Your goal
Scan the data below and pick out the lines containing the word "JSON".

Records from a collection:

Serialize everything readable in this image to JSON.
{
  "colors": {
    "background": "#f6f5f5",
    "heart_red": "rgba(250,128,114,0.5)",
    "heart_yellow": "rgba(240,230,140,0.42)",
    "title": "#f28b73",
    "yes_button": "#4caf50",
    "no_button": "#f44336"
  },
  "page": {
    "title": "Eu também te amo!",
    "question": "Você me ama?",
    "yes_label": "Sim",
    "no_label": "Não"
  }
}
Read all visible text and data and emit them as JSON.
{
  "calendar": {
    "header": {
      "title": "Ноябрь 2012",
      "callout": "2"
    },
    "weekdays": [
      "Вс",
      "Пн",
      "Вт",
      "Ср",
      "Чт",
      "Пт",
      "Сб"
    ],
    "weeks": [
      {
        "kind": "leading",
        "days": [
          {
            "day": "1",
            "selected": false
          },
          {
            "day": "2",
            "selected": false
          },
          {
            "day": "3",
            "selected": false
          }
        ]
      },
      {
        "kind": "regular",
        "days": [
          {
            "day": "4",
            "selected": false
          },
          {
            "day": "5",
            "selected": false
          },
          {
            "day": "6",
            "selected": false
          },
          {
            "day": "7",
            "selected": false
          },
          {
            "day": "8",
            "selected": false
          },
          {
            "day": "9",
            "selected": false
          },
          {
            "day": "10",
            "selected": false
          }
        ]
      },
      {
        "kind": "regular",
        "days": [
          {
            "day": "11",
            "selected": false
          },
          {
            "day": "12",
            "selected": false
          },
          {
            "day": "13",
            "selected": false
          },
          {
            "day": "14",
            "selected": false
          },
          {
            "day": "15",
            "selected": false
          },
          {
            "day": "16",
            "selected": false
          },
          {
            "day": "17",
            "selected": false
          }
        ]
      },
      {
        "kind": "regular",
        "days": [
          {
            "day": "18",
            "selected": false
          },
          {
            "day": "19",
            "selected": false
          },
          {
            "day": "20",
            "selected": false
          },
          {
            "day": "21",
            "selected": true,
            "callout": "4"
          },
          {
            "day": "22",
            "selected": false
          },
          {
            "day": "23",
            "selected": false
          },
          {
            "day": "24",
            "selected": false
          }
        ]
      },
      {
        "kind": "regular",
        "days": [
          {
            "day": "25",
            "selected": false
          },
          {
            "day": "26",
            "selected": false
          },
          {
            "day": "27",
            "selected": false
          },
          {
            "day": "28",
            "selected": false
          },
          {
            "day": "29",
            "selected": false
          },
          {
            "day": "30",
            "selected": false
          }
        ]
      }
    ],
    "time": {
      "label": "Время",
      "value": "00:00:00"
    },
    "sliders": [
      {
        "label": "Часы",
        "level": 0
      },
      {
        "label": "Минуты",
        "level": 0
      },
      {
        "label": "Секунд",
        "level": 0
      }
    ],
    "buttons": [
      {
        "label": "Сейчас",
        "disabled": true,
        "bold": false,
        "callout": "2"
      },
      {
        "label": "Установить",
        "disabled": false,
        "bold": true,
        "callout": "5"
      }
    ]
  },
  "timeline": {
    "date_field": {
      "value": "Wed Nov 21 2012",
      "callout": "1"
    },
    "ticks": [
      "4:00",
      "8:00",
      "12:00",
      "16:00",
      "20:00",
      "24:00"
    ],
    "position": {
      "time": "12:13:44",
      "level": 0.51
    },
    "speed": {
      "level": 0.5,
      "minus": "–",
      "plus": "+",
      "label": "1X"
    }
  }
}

Answer box
Serialize everything readable in this image to JSON.
Read all visible text and data and emit them as JSON.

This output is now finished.